__Work to be completed__
Your answer should consist only of the records, copied exactly, with the images removed.

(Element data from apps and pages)
--------------------

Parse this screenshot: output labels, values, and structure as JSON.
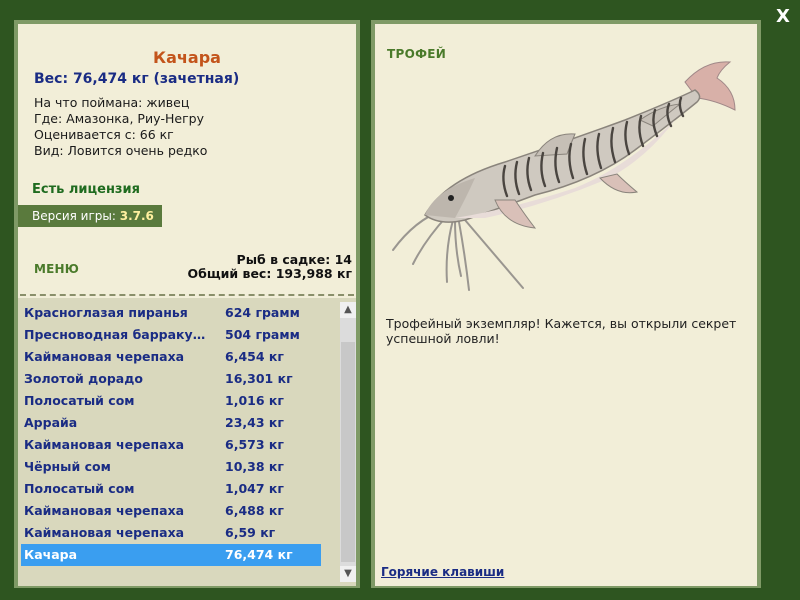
{
  "close_label": "X",
  "fish": {
    "name": "Качара",
    "weight_line": "Вес: 76,474 кг (зачетная)",
    "caught_with": "На что поймана: живец",
    "location": "Где: Амазонка, Риу-Негру",
    "valued_from": "Оценивается с: 66 кг",
    "kind": "Вид: Ловится очень редко"
  },
  "license": "Есть лицензия",
  "version": {
    "label": "Версия игры: ",
    "value": "3.7.6"
  },
  "menu_label": "МЕНЮ",
  "keepnet": {
    "count_line": "Рыб в садке: 14",
    "total_line": "Общий вес: 193,988 кг"
  },
  "catch_list": [
    {
      "name": "Красноглазая пиранья",
      "weight": "624 грамм"
    },
    {
      "name": "Пресноводная барраку…",
      "weight": "504 грамм"
    },
    {
      "name": "Каймановая черепаха",
      "weight": "6,454 кг"
    },
    {
      "name": "Золотой дорадо",
      "weight": "16,301 кг"
    },
    {
      "name": "Полосатый сом",
      "weight": "1,016 кг"
    },
    {
      "name": "Аррайа",
      "weight": "23,43 кг"
    },
    {
      "name": "Каймановая черепаха",
      "weight": "6,573 кг"
    },
    {
      "name": "Чёрный сом",
      "weight": "10,38 кг"
    },
    {
      "name": "Полосатый сом",
      "weight": "1,047 кг"
    },
    {
      "name": "Каймановая черепаха",
      "weight": "6,488 кг"
    },
    {
      "name": "Каймановая черепаха",
      "weight": "6,59 кг"
    },
    {
      "name": "Качара",
      "weight": "76,474 кг"
    }
  ],
  "selected_index": 11,
  "trophy": {
    "title": "ТРОФЕЙ",
    "text": "Трофейный экземпляр! Кажется, вы открыли секрет успешной ловли!"
  },
  "hotkeys_label": "Горячие клавиши",
  "colors": {
    "background": "#2e5520",
    "panel": "#f2eed8",
    "fish_title": "#c3541b",
    "link_blue": "#1a2c84",
    "selected_row": "#3a9ef0"
  },
  "icons": [
    "close-icon",
    "scroll-up-icon",
    "scroll-down-icon",
    "fish-illustration"
  ]
}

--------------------

__Written response__
Parse this screenshot: output labels, values, and structure as JSON.
{
  "close_label": "X",
  "fish": {
    "name": "Качара",
    "weight_line": "Вес: 76,474 кг (зачетная)",
    "caught_with": "На что поймана: живец",
    "location": "Где: Амазонка, Риу-Негру",
    "valued_from": "Оценивается с: 66 кг",
    "kind": "Вид: Ловится очень редко"
  },
  "license": "Есть лицензия",
  "version": {
    "label": "Версия игры: ",
    "value": "3.7.6"
  },
  "menu_label": "МЕНЮ",
  "keepnet": {
    "count_line": "Рыб в садке: 14",
    "total_line": "Общий вес: 193,988 кг"
  },
  "catch_list": [
    {
      "name": "Красноглазая пиранья",
      "weight": "624 грамм"
    },
    {
      "name": "Пресноводная барраку…",
      "weight": "504 грамм"
    },
    {
      "name": "Каймановая черепаха",
      "weight": "6,454 кг"
    },
    {
      "name": "Золотой дорадо",
      "weight": "16,301 кг"
    },
    {
      "name": "Полосатый сом",
      "weight": "1,016 кг"
    },
    {
      "name": "Аррайа",
      "weight": "23,43 кг"
    },
    {
      "name": "Каймановая черепаха",
      "weight": "6,573 кг"
    },
    {
      "name": "Чёрный сом",
      "weight": "10,38 кг"
    },
    {
      "name": "Полосатый сом",
      "weight": "1,047 кг"
    },
    {
      "name": "Каймановая черепаха",
      "weight": "6,488 кг"
    },
    {
      "name": "Каймановая черепаха",
      "weight": "6,59 кг"
    },
    {
      "name": "Качара",
      "weight": "76,474 кг"
    }
  ],
  "selected_index": 11,
  "trophy": {
    "title": "ТРОФЕЙ",
    "text": "Трофейный экземпляр! Кажется, вы открыли секрет успешной ловли!"
  },
  "hotkeys_label": "Горячие клавиши",
  "colors": {
    "background": "#2e5520",
    "panel": "#f2eed8",
    "fish_title": "#c3541b",
    "link_blue": "#1a2c84",
    "selected_row": "#3a9ef0"
  },
  "icons": [
    "close-icon",
    "scroll-up-icon",
    "scroll-down-icon",
    "fish-illustration"
  ]
}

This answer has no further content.